What does the Malvolio subplot add to Twelfth Night?
Most of Shakespeare's comedy *Twelfth Night* is about the group of main characters Viola, Sebastian, Orsino, and Olivia, and the affections requited and unrequited between them. But there's also a... more
What does Holofernes deer epitaph from Love's Labour's Lost mean?
I find it a bit hard to understand this epitaph of the deer in *Love's Labour's Lost*. > The preyful princess pierced and prick'd a pretty pleasing pricket; > Some say a sore; but not a... more
Were all of Shakespeare's plays fully in iambic pentameter?
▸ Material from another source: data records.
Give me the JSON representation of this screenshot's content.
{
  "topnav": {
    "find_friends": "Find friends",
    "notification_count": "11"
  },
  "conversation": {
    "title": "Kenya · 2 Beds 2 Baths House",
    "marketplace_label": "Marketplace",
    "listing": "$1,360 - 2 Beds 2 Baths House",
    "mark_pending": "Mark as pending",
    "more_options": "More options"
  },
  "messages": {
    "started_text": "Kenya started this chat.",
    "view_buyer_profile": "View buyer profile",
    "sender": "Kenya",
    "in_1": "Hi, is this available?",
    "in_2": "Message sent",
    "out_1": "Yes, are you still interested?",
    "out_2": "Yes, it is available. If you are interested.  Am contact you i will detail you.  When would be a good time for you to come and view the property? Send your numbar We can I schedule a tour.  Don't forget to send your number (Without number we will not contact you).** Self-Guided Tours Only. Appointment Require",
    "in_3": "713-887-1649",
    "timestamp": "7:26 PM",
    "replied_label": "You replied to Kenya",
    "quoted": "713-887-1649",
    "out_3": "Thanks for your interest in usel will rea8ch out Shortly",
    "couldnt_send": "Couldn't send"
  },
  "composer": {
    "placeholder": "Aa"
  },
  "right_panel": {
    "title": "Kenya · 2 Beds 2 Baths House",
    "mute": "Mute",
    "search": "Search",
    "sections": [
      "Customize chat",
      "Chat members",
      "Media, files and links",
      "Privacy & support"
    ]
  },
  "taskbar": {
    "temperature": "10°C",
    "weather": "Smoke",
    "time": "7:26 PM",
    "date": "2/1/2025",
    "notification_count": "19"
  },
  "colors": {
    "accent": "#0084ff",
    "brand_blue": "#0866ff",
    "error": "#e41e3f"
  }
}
Were the plays within The Complete Works of Shakespeare entirely in iambic pentameter? I seem to recall singing bits (when there were lyrics) from Twelfth Night and definitely from Much Ado About... more
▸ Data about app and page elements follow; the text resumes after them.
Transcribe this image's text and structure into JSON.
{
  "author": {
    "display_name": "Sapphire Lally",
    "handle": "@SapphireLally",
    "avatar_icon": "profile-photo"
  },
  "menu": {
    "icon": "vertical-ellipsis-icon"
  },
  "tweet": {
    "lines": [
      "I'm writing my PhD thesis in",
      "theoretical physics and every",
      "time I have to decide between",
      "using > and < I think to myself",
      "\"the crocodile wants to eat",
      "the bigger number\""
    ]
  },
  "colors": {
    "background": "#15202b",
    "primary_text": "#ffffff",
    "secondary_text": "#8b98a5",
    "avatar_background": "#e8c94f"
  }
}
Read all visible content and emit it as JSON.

Why didn't it occur to Othello that Iago might be upset about being passed over for the promotion?
The entire storyline of *Othello* is precipitated by Iago's resentment over being passed over for a promotion in favor of Cassio. That being said, why doesn't it seem to occur to Othello that Iago... more
Why was it necessary to have the page dress up as a woman?
In the beginning of *The Taming of the Shrew*, the Lord has his page dress up as a woman: >Sirrah, you go get Bartholomew, my page, And dress him in all suits like a lady. That done, escort... more
What does a dog barking at a crow signify?
In *[Much ado about nothing](https://en.m.wikipedia.org/wiki/Much_Ado_About_Nothing)* by William Shakespeare, Act 1 Scene 1, Beatrice declares to Benedick >'I had rather hear my dog bark at a... more
Comparing frequency of word use across Shakespeare's plays?
There are numerous concordances that list all of the words, and their frequency of use within each of Shakespeare's plays. However, I am interested in the presence and frequency of use of words... more
How did Theseus woo Hippolyta by doing her injuries?
In *A Midsummer Night's Dream*, Theseus tells Hippolyta: > THESEUS: > Hippolyta, I woo'd thee with my sword And won thy love doing thee injuries, But I will wed thee in another key, With... more
Did Shakespeare write his own stage directions?
It's [well known](https://en.wikipedia.org/wiki/Shakespeare's_plays#Shakespeare_and_the_textual_problem) that Shakespeare had no part in publishing the text of his own plays - indeed, many of them... more
Was Shakespeare a religious fanatic?
In the play *The Merchant of Venice*, Shylock is pretty much disdained and humiliated only because he was a Jew. His thirst for revenge against Antonio is fuelled by the fact that Antonio... more
In the Hollow Crown speech, what does the line "Cover your heads" imply?
In the "hollow crown" speech in *Richard II*, there is a line with the words "Cover your heads". I need a paraphrase for this line. What does Shakespeare imply by this line in the context of this... more
Does this passage in King Lear develop the theme of compassion or truth? Also is the structure prose, blank verse, or rhyming iambic pentameter?
This is from [Act 5 Scene 3 of *King Lear*](http://shakespeare.mit.edu/lear/lear.5.3.html): >A plague upon you, murderers, traitors all! <br /> I might have saved her. Now she’s gone for... more
Why does Anne call Richard a Hedgehog in Act I, Scene II of Richard III?
This is probably an easy question, but why does Anne call Richard a Hedgehog in Act I, Scene II of Richard III: > Dost grant me, hedgehog? then, God grant me too Thou mayst be damned for... more